Oakie describes below being approached for a role in The Great Dictator by Syd Chaplin when both men were returning to America from Europe aboard the Ile de France:
“Charlie’s working on an idea for a picture about Hitler,” Sid said. And in afterthought I remember that he used to look me over as if her were trying to guess my weight. Never dreaming that he would ever send for me, because I wasn’t German and felt sure there was nothing in a Hitler picture that I could play. I cheerfully joked about the idea.
“Sounds good to me, Sid. After all, Hitler’s been trying to imitate Charlie wearing his mustache.”1
So when Charlie did send word that he wanted to speak to me I could hardly believe it. I began guessing that perhaps with my rotund build he was considering me for a character like Goering.
“Oakie,” he said, “I’ve been watching you, and I hear you have a reputation for being a wise-cracker. How would you like to be in a picture about Hitler?”
“What would I play, Charlie?” I asked.
“No! Oakie, I want you to play Mussolini,” he said.
“Mussolini!” I couldn’t believe it. “Charlie, you must be kidding.”
“No, Oakie, I’m not kidding. I want you to play Mussolini.”
“Charlie, I’m Scotch-Irish,” I protested, almost talking myself out of the job. “You want an Italian to play Mussolini.”
“What’s so funny about an Italian playing Mussolini?” he asked.
“Charlie,” I said as fast as I could, “I’m your man!”
“Good, good,” he said. He could see how thrilled I was. “Good!” he said again and meekly raised his left palm, Nazi fashion, and saluted me. He kept his elbow tucked into his waist and held his hand below shoulder level. It was the sheepish salutation he used all through the picture. (Jack Oakie, “When Your Boss Is Charlie Chaplin,” Saturday Evening Post, April 1978)
| With Paulette Goddard & CC at the New York premiere of The Great Dictator.
Chaplin is giving a Hynkel salute to the crowd.
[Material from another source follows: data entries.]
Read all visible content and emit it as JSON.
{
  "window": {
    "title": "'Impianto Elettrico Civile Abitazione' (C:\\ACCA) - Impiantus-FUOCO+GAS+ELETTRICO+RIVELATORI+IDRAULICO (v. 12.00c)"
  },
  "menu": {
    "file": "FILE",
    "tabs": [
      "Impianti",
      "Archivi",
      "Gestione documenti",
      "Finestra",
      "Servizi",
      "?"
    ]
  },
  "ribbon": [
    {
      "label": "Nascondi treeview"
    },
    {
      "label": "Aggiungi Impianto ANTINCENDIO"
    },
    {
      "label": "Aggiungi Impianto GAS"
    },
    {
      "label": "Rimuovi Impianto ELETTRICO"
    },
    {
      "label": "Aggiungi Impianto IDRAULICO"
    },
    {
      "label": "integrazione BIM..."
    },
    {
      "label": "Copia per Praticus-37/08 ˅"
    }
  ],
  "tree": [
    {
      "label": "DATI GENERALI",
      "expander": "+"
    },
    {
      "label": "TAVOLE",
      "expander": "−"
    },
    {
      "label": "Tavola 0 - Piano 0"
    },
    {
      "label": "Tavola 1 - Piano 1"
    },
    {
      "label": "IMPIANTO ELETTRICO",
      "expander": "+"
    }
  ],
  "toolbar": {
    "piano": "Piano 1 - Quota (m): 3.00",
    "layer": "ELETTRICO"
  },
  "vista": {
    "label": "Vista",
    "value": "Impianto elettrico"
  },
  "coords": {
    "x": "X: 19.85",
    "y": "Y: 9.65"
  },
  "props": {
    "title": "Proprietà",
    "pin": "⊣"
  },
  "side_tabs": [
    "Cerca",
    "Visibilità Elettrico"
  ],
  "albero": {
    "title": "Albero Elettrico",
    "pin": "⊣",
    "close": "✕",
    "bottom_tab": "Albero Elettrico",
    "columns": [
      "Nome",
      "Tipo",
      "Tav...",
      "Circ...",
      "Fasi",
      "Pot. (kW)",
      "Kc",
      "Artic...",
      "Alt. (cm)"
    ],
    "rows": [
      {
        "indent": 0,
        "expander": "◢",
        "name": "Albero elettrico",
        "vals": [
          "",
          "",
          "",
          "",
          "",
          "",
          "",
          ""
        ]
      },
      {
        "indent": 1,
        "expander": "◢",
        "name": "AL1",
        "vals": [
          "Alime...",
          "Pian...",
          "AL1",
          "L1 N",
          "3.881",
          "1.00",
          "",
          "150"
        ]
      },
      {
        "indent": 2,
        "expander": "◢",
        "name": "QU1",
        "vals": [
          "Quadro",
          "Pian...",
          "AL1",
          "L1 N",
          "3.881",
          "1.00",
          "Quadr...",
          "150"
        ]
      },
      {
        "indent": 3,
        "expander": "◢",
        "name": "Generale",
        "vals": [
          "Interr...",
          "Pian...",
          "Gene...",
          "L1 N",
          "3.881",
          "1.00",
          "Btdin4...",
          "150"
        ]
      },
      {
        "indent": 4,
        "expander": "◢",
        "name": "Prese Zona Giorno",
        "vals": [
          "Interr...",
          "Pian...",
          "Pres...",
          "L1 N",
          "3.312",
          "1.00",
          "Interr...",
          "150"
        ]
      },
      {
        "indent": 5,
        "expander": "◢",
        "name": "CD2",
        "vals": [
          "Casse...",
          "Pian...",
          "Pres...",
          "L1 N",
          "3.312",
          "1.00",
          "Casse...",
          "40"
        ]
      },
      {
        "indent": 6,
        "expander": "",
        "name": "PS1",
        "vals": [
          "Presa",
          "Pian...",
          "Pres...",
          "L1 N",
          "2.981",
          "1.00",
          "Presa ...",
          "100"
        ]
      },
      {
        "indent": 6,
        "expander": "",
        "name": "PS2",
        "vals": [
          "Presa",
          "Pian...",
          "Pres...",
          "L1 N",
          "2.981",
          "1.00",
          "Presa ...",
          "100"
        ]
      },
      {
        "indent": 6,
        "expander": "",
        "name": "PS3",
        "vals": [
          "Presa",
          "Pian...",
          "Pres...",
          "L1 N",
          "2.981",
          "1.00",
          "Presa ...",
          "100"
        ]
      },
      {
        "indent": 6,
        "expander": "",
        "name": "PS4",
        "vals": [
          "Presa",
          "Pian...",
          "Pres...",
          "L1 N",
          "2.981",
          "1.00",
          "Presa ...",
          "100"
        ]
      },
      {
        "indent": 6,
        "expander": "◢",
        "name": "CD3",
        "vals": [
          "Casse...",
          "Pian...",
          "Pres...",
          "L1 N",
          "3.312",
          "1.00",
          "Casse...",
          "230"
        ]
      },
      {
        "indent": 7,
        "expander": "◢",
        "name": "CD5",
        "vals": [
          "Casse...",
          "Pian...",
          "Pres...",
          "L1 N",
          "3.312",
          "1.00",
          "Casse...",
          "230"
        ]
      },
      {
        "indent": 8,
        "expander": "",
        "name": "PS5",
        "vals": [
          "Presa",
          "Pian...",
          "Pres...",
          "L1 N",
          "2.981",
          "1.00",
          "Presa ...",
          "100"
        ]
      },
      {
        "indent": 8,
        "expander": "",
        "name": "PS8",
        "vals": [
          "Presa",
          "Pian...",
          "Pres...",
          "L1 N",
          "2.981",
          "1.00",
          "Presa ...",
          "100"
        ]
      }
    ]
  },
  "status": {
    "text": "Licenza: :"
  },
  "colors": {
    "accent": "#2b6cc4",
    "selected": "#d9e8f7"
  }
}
1A different version of the story of Syd recommending Jack for the role is told in an article in the Los Angeles Times from September 1940. In that version, they are talking at a Hollywood party when Syd asks Jack: “Stick out your jaw again that way, will you?…I want you to come around and see Charlie tomorrow, I’ve got an idea.” (Stein, Syd Chaplin)